*WORK INSTRUCTIONS:* Repeat these records exactly, pictures excluded.

########

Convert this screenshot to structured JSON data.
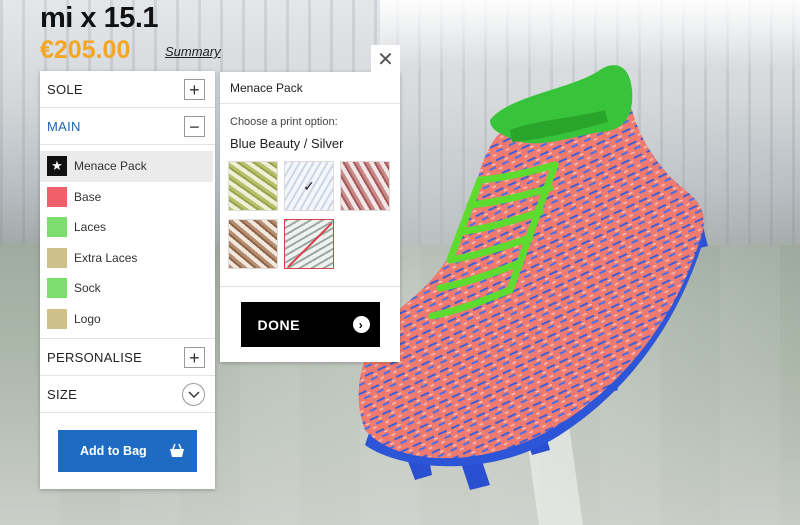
{
  "product": {
    "name": "mi x 15.1",
    "price": "€205.00",
    "summary_link": "Summary"
  },
  "panel": {
    "sections": {
      "sole": "SOLE",
      "main": "MAIN",
      "personalise": "PERSONALISE",
      "size": "SIZE"
    },
    "parts": [
      {
        "label": "Menace Pack",
        "color": "#111111",
        "icon": "star-icon",
        "selected": true
      },
      {
        "label": "Base",
        "color": "#f0606b",
        "icon": "",
        "selected": false
      },
      {
        "label": "Laces",
        "color": "#7dde6f",
        "icon": "",
        "selected": false
      },
      {
        "label": "Extra Laces",
        "color": "#cfc08a",
        "icon": "",
        "selected": false
      },
      {
        "label": "Sock",
        "color": "#7dde6f",
        "icon": "",
        "selected": false
      },
      {
        "label": "Logo",
        "color": "#cfc08a",
        "icon": "",
        "selected": false
      }
    ],
    "add_to_bag": "Add to Bag",
    "accent": "#1e6bc4"
  },
  "popup": {
    "title": "Menace Pack",
    "choose_label": "Choose a print option:",
    "selected_print": "Blue Beauty / Silver",
    "done_label": "DONE"
  }
}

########

*RESPONSE TO THIS EXERCISE:*
Convert this screenshot to structured JSON data.
{
  "product": {
    "name": "mi x 15.1",
    "price": "€205.00",
    "summary_link": "Summary"
  },
  "panel": {
    "sections": {
      "sole": "SOLE",
      "main": "MAIN",
      "personalise": "PERSONALISE",
      "size": "SIZE"
    },
    "parts": [
      {
        "label": "Menace Pack",
        "color": "#111111",
        "icon": "star-icon",
        "selected": true
      },
      {
        "label": "Base",
        "color": "#f0606b",
        "icon": "",
        "selected": false
      },
      {
        "label": "Laces",
        "color": "#7dde6f",
        "icon": "",
        "selected": false
      },
      {
        "label": "Extra Laces",
        "color": "#cfc08a",
        "icon": "",
        "selected": false
      },
      {
        "label": "Sock",
        "color": "#7dde6f",
        "icon": "",
        "selected": false
      },
      {
        "label": "Logo",
        "color": "#cfc08a",
        "icon": "",
        "selected": false
      }
    ],
    "add_to_bag": "Add to Bag",
    "accent": "#1e6bc4"
  },
  "popup": {
    "title": "Menace Pack",
    "choose_label": "Choose a print option:",
    "selected_print": "Blue Beauty / Silver",
    "done_label": "DONE"
  }
}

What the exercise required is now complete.